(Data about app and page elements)
============================================================
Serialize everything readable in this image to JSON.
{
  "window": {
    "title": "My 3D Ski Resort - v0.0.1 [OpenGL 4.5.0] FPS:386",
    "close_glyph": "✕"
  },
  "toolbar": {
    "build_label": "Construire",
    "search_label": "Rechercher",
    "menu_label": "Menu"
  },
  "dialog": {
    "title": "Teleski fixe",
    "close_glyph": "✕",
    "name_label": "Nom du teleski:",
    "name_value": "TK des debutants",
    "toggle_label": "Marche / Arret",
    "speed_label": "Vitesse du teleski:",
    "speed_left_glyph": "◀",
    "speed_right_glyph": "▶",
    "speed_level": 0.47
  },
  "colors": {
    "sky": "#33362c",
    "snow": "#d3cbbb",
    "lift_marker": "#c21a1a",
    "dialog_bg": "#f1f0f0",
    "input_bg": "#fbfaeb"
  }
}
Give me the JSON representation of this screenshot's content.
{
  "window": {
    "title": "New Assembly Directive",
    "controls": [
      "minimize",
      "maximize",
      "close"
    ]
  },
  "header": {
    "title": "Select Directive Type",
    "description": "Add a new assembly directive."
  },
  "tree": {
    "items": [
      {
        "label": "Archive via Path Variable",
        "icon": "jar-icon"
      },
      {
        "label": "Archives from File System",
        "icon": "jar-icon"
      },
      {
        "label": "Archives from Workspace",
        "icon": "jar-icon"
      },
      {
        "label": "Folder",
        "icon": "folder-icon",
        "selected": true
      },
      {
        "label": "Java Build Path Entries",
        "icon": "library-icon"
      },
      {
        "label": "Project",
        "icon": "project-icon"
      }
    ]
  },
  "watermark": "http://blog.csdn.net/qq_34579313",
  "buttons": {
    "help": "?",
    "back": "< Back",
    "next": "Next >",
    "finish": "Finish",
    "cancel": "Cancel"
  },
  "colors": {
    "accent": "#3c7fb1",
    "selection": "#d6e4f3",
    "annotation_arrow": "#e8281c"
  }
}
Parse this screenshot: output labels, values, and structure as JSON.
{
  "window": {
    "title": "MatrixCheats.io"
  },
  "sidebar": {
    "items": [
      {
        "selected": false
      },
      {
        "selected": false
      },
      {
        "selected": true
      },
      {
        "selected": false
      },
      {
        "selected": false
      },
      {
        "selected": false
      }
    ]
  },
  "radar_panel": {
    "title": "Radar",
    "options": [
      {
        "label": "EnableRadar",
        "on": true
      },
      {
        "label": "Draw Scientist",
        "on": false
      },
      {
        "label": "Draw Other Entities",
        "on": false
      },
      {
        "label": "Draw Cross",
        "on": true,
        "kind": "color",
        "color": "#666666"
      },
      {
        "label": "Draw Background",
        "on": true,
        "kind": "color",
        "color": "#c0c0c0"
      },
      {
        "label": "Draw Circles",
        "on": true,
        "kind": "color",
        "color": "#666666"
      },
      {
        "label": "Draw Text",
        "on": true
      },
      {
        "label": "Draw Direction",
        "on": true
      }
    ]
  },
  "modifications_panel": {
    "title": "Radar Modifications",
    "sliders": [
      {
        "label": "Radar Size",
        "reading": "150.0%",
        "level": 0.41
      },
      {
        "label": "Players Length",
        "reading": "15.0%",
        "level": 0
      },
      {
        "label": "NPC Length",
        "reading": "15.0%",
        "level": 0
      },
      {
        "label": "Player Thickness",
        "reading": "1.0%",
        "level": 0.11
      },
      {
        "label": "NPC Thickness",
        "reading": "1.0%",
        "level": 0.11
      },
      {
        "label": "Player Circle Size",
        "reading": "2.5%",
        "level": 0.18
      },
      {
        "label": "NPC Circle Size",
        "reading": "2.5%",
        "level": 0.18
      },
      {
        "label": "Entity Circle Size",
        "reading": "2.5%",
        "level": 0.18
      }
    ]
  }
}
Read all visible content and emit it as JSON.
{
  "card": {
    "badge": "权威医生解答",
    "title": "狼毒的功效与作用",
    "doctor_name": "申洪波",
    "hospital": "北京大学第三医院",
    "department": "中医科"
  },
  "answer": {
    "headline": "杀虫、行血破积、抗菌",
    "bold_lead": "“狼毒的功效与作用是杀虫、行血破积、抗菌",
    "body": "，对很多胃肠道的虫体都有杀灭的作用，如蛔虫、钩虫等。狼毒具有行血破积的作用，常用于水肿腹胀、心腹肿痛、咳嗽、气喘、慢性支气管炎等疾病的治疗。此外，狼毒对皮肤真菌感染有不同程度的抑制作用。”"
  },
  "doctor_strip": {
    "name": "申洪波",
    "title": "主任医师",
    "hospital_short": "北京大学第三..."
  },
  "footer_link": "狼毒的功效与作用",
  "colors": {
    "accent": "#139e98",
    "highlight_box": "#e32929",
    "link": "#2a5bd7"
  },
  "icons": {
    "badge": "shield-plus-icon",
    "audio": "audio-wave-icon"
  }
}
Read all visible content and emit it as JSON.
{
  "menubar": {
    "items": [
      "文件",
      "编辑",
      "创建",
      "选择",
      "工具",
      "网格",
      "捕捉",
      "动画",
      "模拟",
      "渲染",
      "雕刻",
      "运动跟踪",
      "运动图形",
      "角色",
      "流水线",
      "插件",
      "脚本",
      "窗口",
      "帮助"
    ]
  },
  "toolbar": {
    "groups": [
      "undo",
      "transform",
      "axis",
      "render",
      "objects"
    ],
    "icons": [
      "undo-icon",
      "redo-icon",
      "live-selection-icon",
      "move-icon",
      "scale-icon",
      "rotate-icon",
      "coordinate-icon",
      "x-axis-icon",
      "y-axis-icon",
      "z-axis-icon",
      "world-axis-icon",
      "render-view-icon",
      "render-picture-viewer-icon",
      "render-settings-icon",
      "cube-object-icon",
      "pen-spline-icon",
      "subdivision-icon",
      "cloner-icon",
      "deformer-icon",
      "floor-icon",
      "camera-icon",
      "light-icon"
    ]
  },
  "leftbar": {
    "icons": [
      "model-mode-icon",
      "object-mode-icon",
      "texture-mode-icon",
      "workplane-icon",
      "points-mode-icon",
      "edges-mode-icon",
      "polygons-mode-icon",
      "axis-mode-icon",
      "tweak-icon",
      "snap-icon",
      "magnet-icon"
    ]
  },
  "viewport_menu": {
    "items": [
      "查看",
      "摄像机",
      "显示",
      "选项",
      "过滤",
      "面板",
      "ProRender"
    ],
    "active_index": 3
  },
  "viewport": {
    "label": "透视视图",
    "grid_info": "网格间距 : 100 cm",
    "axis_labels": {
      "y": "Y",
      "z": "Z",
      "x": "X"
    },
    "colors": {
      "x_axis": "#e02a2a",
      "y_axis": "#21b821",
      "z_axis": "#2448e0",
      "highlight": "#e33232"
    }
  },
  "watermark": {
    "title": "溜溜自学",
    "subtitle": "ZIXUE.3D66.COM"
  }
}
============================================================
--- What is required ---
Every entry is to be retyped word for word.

--- Answer to this task ---
Serialize everything readable in this image to JSON.
{
  "window": {
    "title": "My 3D Ski Resort - v0.0.1 [OpenGL 4.5.0] FPS:386",
    "close_glyph": "✕"
  },
  "toolbar": {
    "build_label": "Construire",
    "search_label": "Rechercher",
    "menu_label": "Menu"
  },
  "dialog": {
    "title": "Teleski fixe",
    "close_glyph": "✕",
    "name_label": "Nom du teleski:",
    "name_value": "TK des debutants",
    "toggle_label": "Marche / Arret",
    "speed_label": "Vitesse du teleski:",
    "speed_left_glyph": "◀",
    "speed_right_glyph": "▶",
    "speed_level": 0.47
  },
  "colors": {
    "sky": "#33362c",
    "snow": "#d3cbbb",
    "lift_marker": "#c21a1a",
    "dialog_bg": "#f1f0f0",
    "input_bg": "#fbfaeb"
  }
}
Give me the JSON representation of this screenshot's content.
{
  "window": {
    "title": "New Assembly Directive",
    "controls": [
      "minimize",
      "maximize",
      "close"
    ]
  },
  "header": {
    "title": "Select Directive Type",
    "description": "Add a new assembly directive."
  },
  "tree": {
    "items": [
      {
        "label": "Archive via Path Variable",
        "icon": "jar-icon"
      },
      {
        "label": "Archives from File System",
        "icon": "jar-icon"
      },
      {
        "label": "Archives from Workspace",
        "icon": "jar-icon"
      },
      {
        "label": "Folder",
        "icon": "folder-icon",
        "selected": true
      },
      {
        "label": "Java Build Path Entries",
        "icon": "library-icon"
      },
      {
        "label": "Project",
        "icon": "project-icon"
      }
    ]
  },
  "watermark": "http://blog.csdn.net/qq_34579313",
  "buttons": {
    "help": "?",
    "back": "< Back",
    "next": "Next >",
    "finish": "Finish",
    "cancel": "Cancel"
  },
  "colors": {
    "accent": "#3c7fb1",
    "selection": "#d6e4f3",
    "annotation_arrow": "#e8281c"
  }
}
Parse this screenshot: output labels, values, and structure as JSON.
{
  "window": {
    "title": "MatrixCheats.io"
  },
  "sidebar": {
    "items": [
      {
        "selected": false
      },
      {
        "selected": false
      },
      {
        "selected": true
      },
      {
        "selected": false
      },
      {
        "selected": false
      },
      {
        "selected": false
      }
    ]
  },
  "radar_panel": {
    "title": "Radar",
    "options": [
      {
        "label": "EnableRadar",
        "on": true
      },
      {
        "label": "Draw Scientist",
        "on": false
      },
      {
        "label": "Draw Other Entities",
        "on": false
      },
      {
        "label": "Draw Cross",
        "on": true,
        "kind": "color",
        "color": "#666666"
      },
      {
        "label": "Draw Background",
        "on": true,
        "kind": "color",
        "color": "#c0c0c0"
      },
      {
        "label": "Draw Circles",
        "on": true,
        "kind": "color",
        "color": "#666666"
      },
      {
        "label": "Draw Text",
        "on": true
      },
      {
        "label": "Draw Direction",
        "on": true
      }
    ]
  },
  "modifications_panel": {
    "title": "Radar Modifications",
    "sliders": [
      {
        "label": "Radar Size",
        "reading": "150.0%",
        "level": 0.41
      },
      {
        "label": "Players Length",
        "reading": "15.0%",
        "level": 0
      },
      {
        "label": "NPC Length",
        "reading": "15.0%",
        "level": 0
      },
      {
        "label": "Player Thickness",
        "reading": "1.0%",
        "level": 0.11
      },
      {
        "label": "NPC Thickness",
        "reading": "1.0%",
        "level": 0.11
      },
      {
        "label": "Player Circle Size",
        "reading": "2.5%",
        "level": 0.18
      },
      {
        "label": "NPC Circle Size",
        "reading": "2.5%",
        "level": 0.18
      },
      {
        "label": "Entity Circle Size",
        "reading": "2.5%",
        "level": 0.18
      }
    ]
  }
}
Read all visible content and emit it as JSON.
{
  "card": {
    "badge": "权威医生解答",
    "title": "狼毒的功效与作用",
    "doctor_name": "申洪波",
    "hospital": "北京大学第三医院",
    "department": "中医科"
  },
  "answer": {
    "headline": "杀虫、行血破积、抗菌",
    "bold_lead": "“狼毒的功效与作用是杀虫、行血破积、抗菌",
    "body": "，对很多胃肠道的虫体都有杀灭的作用，如蛔虫、钩虫等。狼毒具有行血破积的作用，常用于水肿腹胀、心腹肿痛、咳嗽、气喘、慢性支气管炎等疾病的治疗。此外，狼毒对皮肤真菌感染有不同程度的抑制作用。”"
  },
  "doctor_strip": {
    "name": "申洪波",
    "title": "主任医师",
    "hospital_short": "北京大学第三..."
  },
  "footer_link": "狼毒的功效与作用",
  "colors": {
    "accent": "#139e98",
    "highlight_box": "#e32929",
    "link": "#2a5bd7"
  },
  "icons": {
    "badge": "shield-plus-icon",
    "audio": "audio-wave-icon"
  }
}
Read all visible content and emit it as JSON.
{
  "menubar": {
    "items": [
      "文件",
      "编辑",
      "创建",
      "选择",
      "工具",
      "网格",
      "捕捉",
      "动画",
      "模拟",
      "渲染",
      "雕刻",
      "运动跟踪",
      "运动图形",
      "角色",
      "流水线",
      "插件",
      "脚本",
      "窗口",
      "帮助"
    ]
  },
  "toolbar": {
    "groups": [
      "undo",
      "transform",
      "axis",
      "render",
      "objects"
    ],
    "icons": [
      "undo-icon",
      "redo-icon",
      "live-selection-icon",
      "move-icon",
      "scale-icon",
      "rotate-icon",
      "coordinate-icon",
      "x-axis-icon",
      "y-axis-icon",
      "z-axis-icon",
      "world-axis-icon",
      "render-view-icon",
      "render-picture-viewer-icon",
      "render-settings-icon",
      "cube-object-icon",
      "pen-spline-icon",
      "subdivision-icon",
      "cloner-icon",
      "deformer-icon",
      "floor-icon",
      "camera-icon",
      "light-icon"
    ]
  },
  "leftbar": {
    "icons": [
      "model-mode-icon",
      "object-mode-icon",
      "texture-mode-icon",
      "workplane-icon",
      "points-mode-icon",
      "edges-mode-icon",
      "polygons-mode-icon",
      "axis-mode-icon",
      "tweak-icon",
      "snap-icon",
      "magnet-icon"
    ]
  },
  "viewport_menu": {
    "items": [
      "查看",
      "摄像机",
      "显示",
      "选项",
      "过滤",
      "面板",
      "ProRender"
    ],
    "active_index": 3
  },
  "viewport": {
    "label": "透视视图",
    "grid_info": "网格间距 : 100 cm",
    "axis_labels": {
      "y": "Y",
      "z": "Z",
      "x": "X"
    },
    "colors": {
      "x_axis": "#e02a2a",
      "y_axis": "#21b821",
      "z_axis": "#2448e0",
      "highlight": "#e33232"
    }
  },
  "watermark": {
    "title": "溜溜自学",
    "subtitle": "ZIXUE.3D66.COM"
  }
}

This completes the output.